**EXERCISE AIM**
Find the lines of data that contain the string "Настройка", then list them.

========

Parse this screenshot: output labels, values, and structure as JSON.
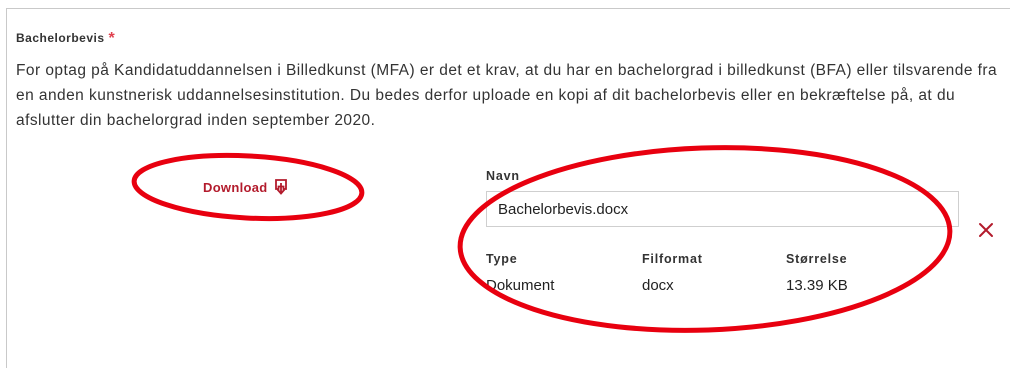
{
  "field": {
    "title": "Bachelorbevis",
    "required_mark": "*",
    "description": "For optag på Kandidatuddannelsen i Billedkunst (MFA) er det et krav, at du har en bachelorgrad i billedkunst (BFA) eller tilsvarende fra en anden kunstnerisk uddannelsesinstitution. Du bedes derfor uploade en kopi af dit bachelorbevis eller en bekræftelse på, at du afslutter din bachelorgrad inden september 2020."
  },
  "download": {
    "label": "Download",
    "icon": "download-icon"
  },
  "file": {
    "name_label": "Navn",
    "name_value": "Bachelorbevis.docx",
    "type_label": "Type",
    "type_value": "Dokument",
    "format_label": "Filformat",
    "format_value": "docx",
    "size_label": "Størrelse",
    "size_value": "13.39 KB",
    "remove_icon": "close-icon"
  },
  "colors": {
    "accent": "#b31b2c",
    "required": "#e0404e",
    "annotation": "#e8000f"
  }
}
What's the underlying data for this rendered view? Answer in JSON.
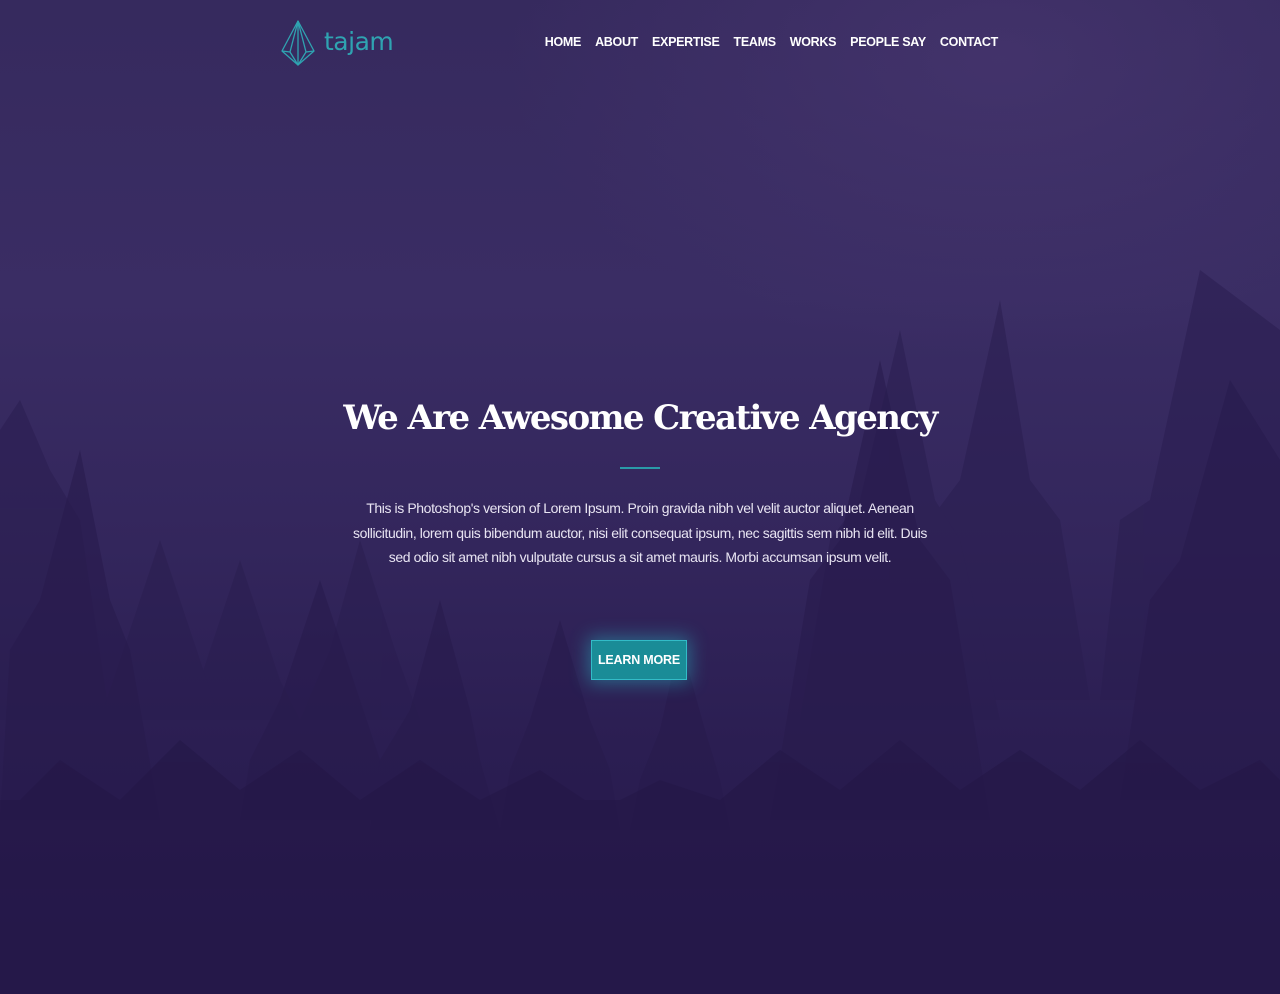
{
  "brand": {
    "name": "tajam",
    "logo_icon": "paper-plane-icon",
    "color": "#2fa3b1"
  },
  "nav": {
    "items": [
      {
        "label": "HOME"
      },
      {
        "label": "ABOUT"
      },
      {
        "label": "EXPERTISE"
      },
      {
        "label": "TEAMS"
      },
      {
        "label": "WORKS"
      },
      {
        "label": "PEOPLE SAY"
      },
      {
        "label": "CONTACT"
      }
    ]
  },
  "hero": {
    "headline": "We Are Awesome Creative Agency",
    "description": "This is Photoshop's version of Lorem Ipsum. Proin gravida nibh vel velit auctor aliquet. Aenean sollicitudin, lorem quis bibendum auctor, nisi elit consequat ipsum, nec sagittis sem nibh id elit. Duis sed odio sit amet nibh vulputate cursus a sit amet mauris. Morbi accumsan ipsum velit.",
    "cta_label": "LEARN MORE",
    "background": "forest-image"
  },
  "colors": {
    "accent": "#1a8c97",
    "background": "#32265a",
    "text": "#ffffff"
  }
}
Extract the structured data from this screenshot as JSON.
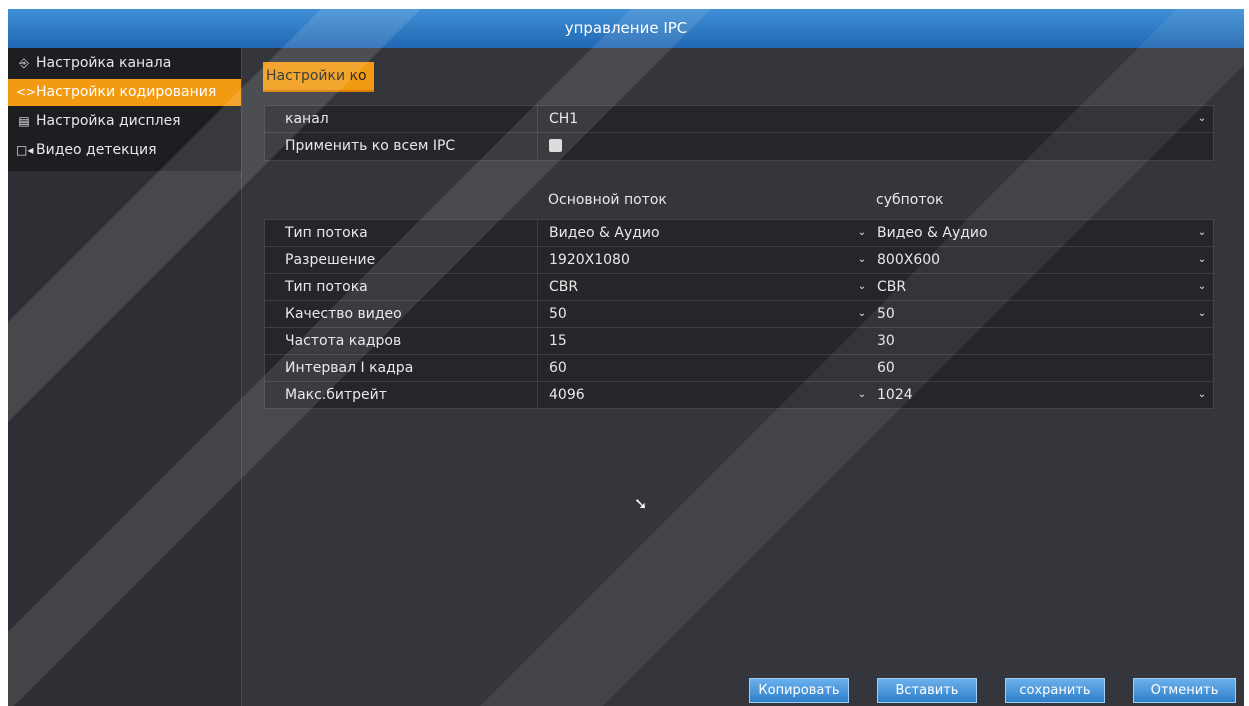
{
  "window": {
    "title": "управление IPC"
  },
  "sidebar": {
    "items": [
      {
        "icon": "⎆",
        "label": "Настройка канала",
        "active": false
      },
      {
        "icon": "<>",
        "label": "Настройки кодирования",
        "active": true
      },
      {
        "icon": "▤",
        "label": "Настройка дисплея",
        "active": false
      },
      {
        "icon": "□◂",
        "label": "Видео детекция",
        "active": false
      }
    ]
  },
  "main": {
    "tab_label": "Настройки ко",
    "channel": {
      "label": "канал",
      "value": "CH1"
    },
    "apply_all": {
      "label": "Применить ко всем IPC",
      "checked": false
    },
    "stream_headers": {
      "main": "Основной поток",
      "sub": "субпоток"
    },
    "rows": [
      {
        "label": "Тип потока",
        "main": "Видео & Аудио",
        "sub": "Видео & Аудио"
      },
      {
        "label": "Разрешение",
        "main": "1920X1080",
        "sub": "800X600"
      },
      {
        "label": "Тип потока",
        "main": "CBR",
        "sub": "CBR"
      },
      {
        "label": "Качество видео",
        "main": "50",
        "sub": "50"
      },
      {
        "label": "Частота кадров",
        "main": "15",
        "sub": "30"
      },
      {
        "label": "Интервал I кадра",
        "main": "60",
        "sub": "60"
      },
      {
        "label": "Макс.битрейт",
        "main": "4096",
        "sub": "1024"
      }
    ]
  },
  "buttons": {
    "copy": "Копировать",
    "paste": "Вставить",
    "save": "сохранить",
    "cancel": "Отменить"
  },
  "colors": {
    "accent": "#f29a12",
    "title_bar": "#2f7fc9",
    "background": "#35363b"
  }
}
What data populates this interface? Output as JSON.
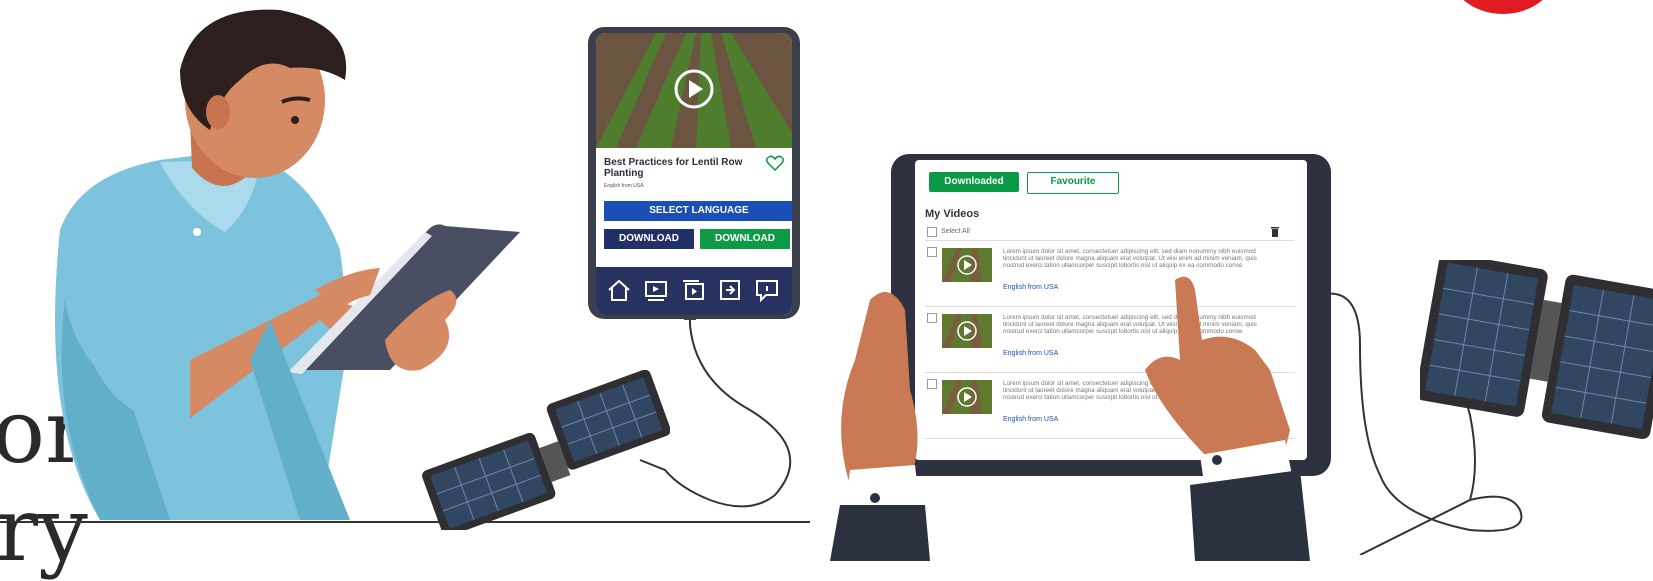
{
  "background_text": {
    "line1": "or",
    "line2": "ry"
  },
  "phone": {
    "video_title": "Best Practices for Lentil Row Planting",
    "video_subtitle": "English from USA",
    "select_language": "SELECT LANGUAGE",
    "download_left": "DOWNLOAD",
    "download_right": "DOWNLOAD",
    "nav_icons": [
      "home-icon",
      "video-list-icon",
      "playlist-icon",
      "share-icon",
      "info-chat-icon"
    ]
  },
  "tablet": {
    "tabs": {
      "downloaded": "Downloaded",
      "favourite": "Favourite"
    },
    "section_title": "My Videos",
    "select_all": "Select All",
    "videos": [
      {
        "description": "Lorem ipsum dolor sit amet, consectetuer adipiscing elit, sed diam nonummy nibh euismod tincidunt ut laoreet dolore magna aliquam erat volutpat. Ut wisi enim ad minim veniam, quis nostrud exerci tation ullamcorper suscipit lobortis nisl ut aliquip ex ea commodo conse",
        "language": "English from USA"
      },
      {
        "description": "Lorem ipsum dolor sit amet, consectetuer adipiscing elit, sed diam nonummy nibh euismod tincidunt ut laoreet dolore magna aliquam erat volutpat. Ut wisi enim ad minim veniam, quis nostrud exerci tation ullamcorper suscipit lobortis nisl ut aliquip ex ea commodo conse",
        "language": "English from USA"
      },
      {
        "description": "Lorem ipsum dolor sit amet, consectetuer adipiscing elit, sed diam nonummy nibh euismod tincidunt ut laoreet dolore magna aliquam erat volutpat. Ut wisi enim ad minim veniam, quis nostrud exerci tation ullamcorper suscipit lobortis nisl ut aliquip ex ea commodo conse",
        "language": "English from USA"
      }
    ]
  },
  "colors": {
    "brand_green": "#0a9a45",
    "brand_blue": "#1b4fb8",
    "navy": "#233068",
    "accent_red": "#e01b22"
  }
}
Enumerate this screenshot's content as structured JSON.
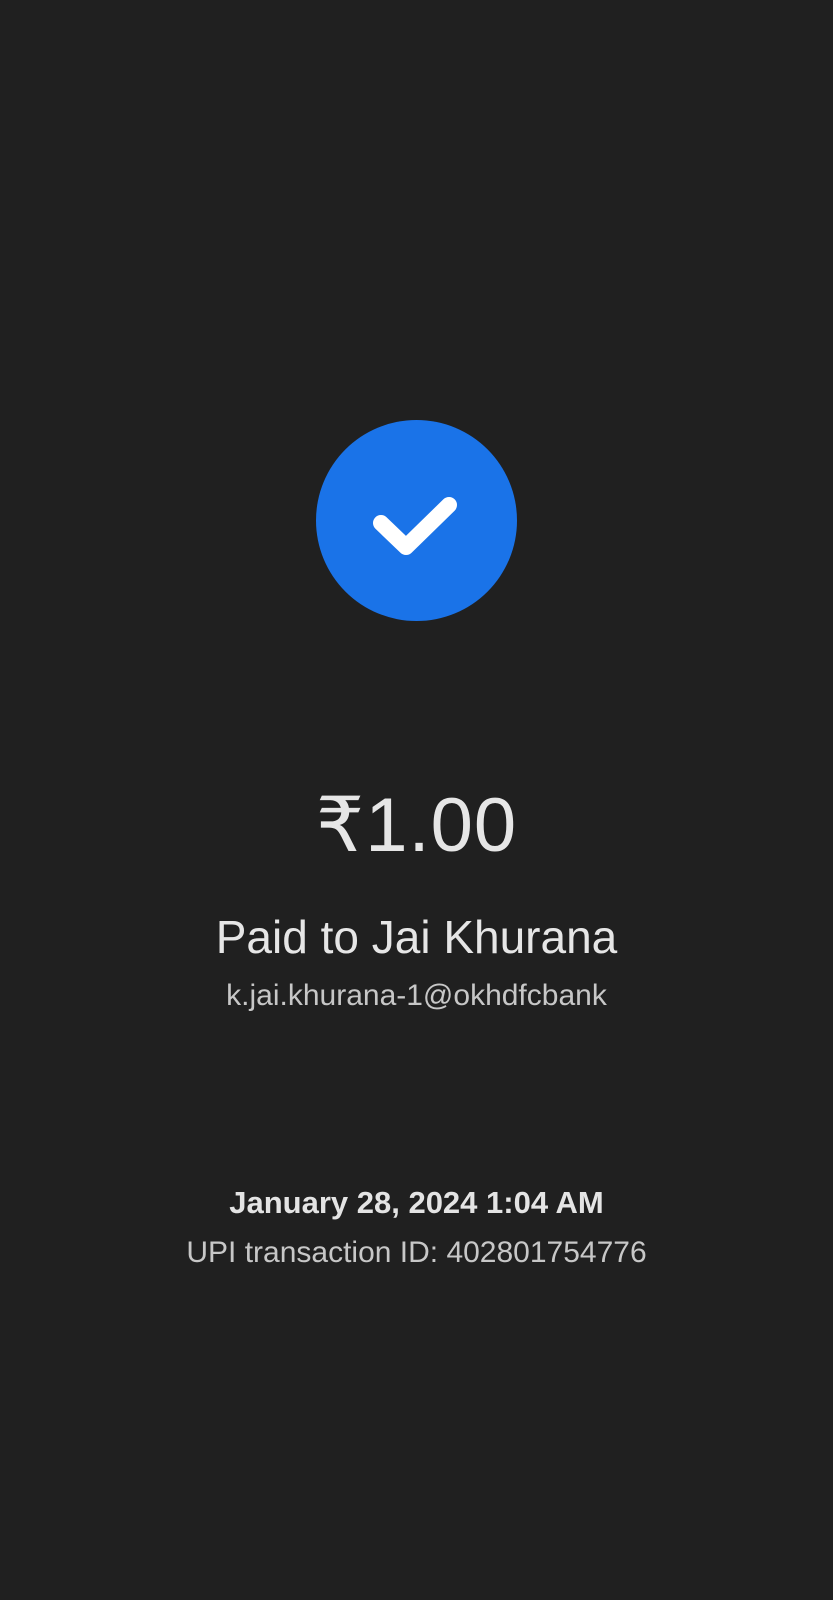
{
  "payment": {
    "status_icon": "check-icon",
    "amount": "₹1.00",
    "payee_name": "Paid to Jai Khurana",
    "payee_upi": "k.jai.khurana-1@okhdfcbank",
    "date_time": "January 28, 2024 1:04 AM",
    "transaction_id": "UPI transaction ID: 402801754776"
  },
  "colors": {
    "background": "#202020",
    "accent": "#1a73e8",
    "text_primary": "#e6e6e6",
    "text_secondary": "#c7c7c7"
  }
}
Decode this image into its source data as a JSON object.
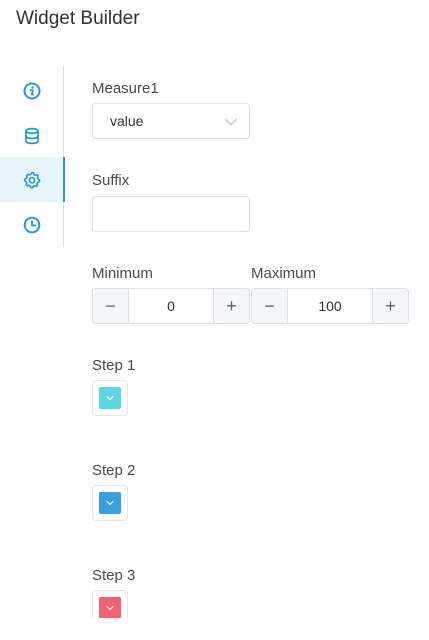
{
  "header": {
    "title": "Widget Builder"
  },
  "sidenav": {
    "items": [
      {
        "icon": "info-icon",
        "active": false
      },
      {
        "icon": "database-icon",
        "active": false
      },
      {
        "icon": "gear-icon",
        "active": true
      },
      {
        "icon": "clock-icon",
        "active": false
      }
    ]
  },
  "form": {
    "measure": {
      "label": "Measure1",
      "value": "value"
    },
    "suffix": {
      "label": "Suffix",
      "value": "",
      "placeholder": ""
    },
    "minimum": {
      "label": "Minimum",
      "value": "0",
      "minus": "−",
      "plus": "+"
    },
    "maximum": {
      "label": "Maximum",
      "value": "100",
      "minus": "−",
      "plus": "+"
    },
    "steps": [
      {
        "label": "Step 1",
        "color": "#5ed6e0"
      },
      {
        "label": "Step 2",
        "color": "#3a9fe0"
      },
      {
        "label": "Step 3",
        "color": "#f06272"
      }
    ]
  },
  "colors": {
    "accent": "#2a9ac8",
    "border": "#dcdfe6"
  }
}
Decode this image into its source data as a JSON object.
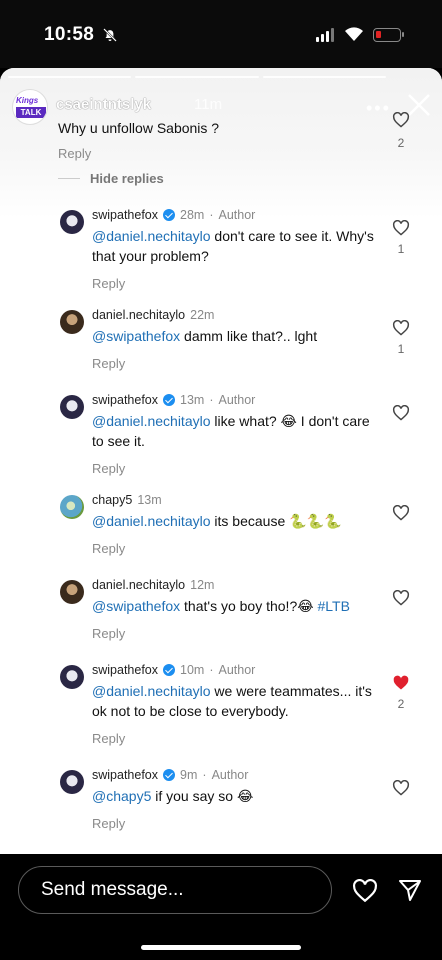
{
  "status_bar": {
    "time": "10:58"
  },
  "story": {
    "username_overlay": "csaeintntslyk",
    "age": "11m",
    "logo_top": "Kings",
    "logo_bottom": "TALK"
  },
  "parent_comment": {
    "text": "Why u unfollow Sabonis ?",
    "reply_label": "Reply",
    "like_count": "2"
  },
  "hide_replies_label": "Hide replies",
  "replies": [
    {
      "user": "swipathefox",
      "verified": true,
      "time": "28m",
      "author_label": "Author",
      "mention": "@daniel.nechitaylo",
      "text": " don't care to see it. Why's that your problem?",
      "reply_label": "Reply",
      "like_count": "1",
      "liked": false
    },
    {
      "user": "daniel.nechitaylo",
      "verified": false,
      "time": "22m",
      "author_label": "",
      "mention": "@swipathefox",
      "text": " damm like that?.. lght",
      "reply_label": "Reply",
      "like_count": "1",
      "liked": false
    },
    {
      "user": "swipathefox",
      "verified": true,
      "time": "13m",
      "author_label": "Author",
      "mention": "@daniel.nechitaylo",
      "text": " like what? 😂 I don't care to see it.",
      "reply_label": "Reply",
      "like_count": "",
      "liked": false
    },
    {
      "user": "chapy5",
      "verified": false,
      "time": "13m",
      "author_label": "",
      "mention": "@daniel.nechitaylo",
      "text": " its because 🐍🐍🐍",
      "reply_label": "Reply",
      "like_count": "",
      "liked": false
    },
    {
      "user": "daniel.nechitaylo",
      "verified": false,
      "time": "12m",
      "author_label": "",
      "mention": "@swipathefox",
      "text": " that's yo boy tho!?😂 ",
      "tag": "#LTB",
      "reply_label": "Reply",
      "like_count": "",
      "liked": false
    },
    {
      "user": "swipathefox",
      "verified": true,
      "time": "10m",
      "author_label": "Author",
      "mention": "@daniel.nechitaylo",
      "text": " we were teammates... it's ok not to be close to everybody.",
      "reply_label": "Reply",
      "like_count": "2",
      "liked": true
    },
    {
      "user": "swipathefox",
      "verified": true,
      "time": "9m",
      "author_label": "Author",
      "mention": "@chapy5",
      "text": " if you say so 😂",
      "reply_label": "Reply",
      "like_count": "",
      "liked": false
    }
  ],
  "bottom": {
    "message_placeholder": "Send message..."
  },
  "colors": {
    "link": "#1f6fb5",
    "verified": "#1c8ef0",
    "liked_heart": "#e0202e"
  }
}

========

**FINISHED EXERCISE**
        "label": "Настройка канала",
        "label": "Настройка дисплея",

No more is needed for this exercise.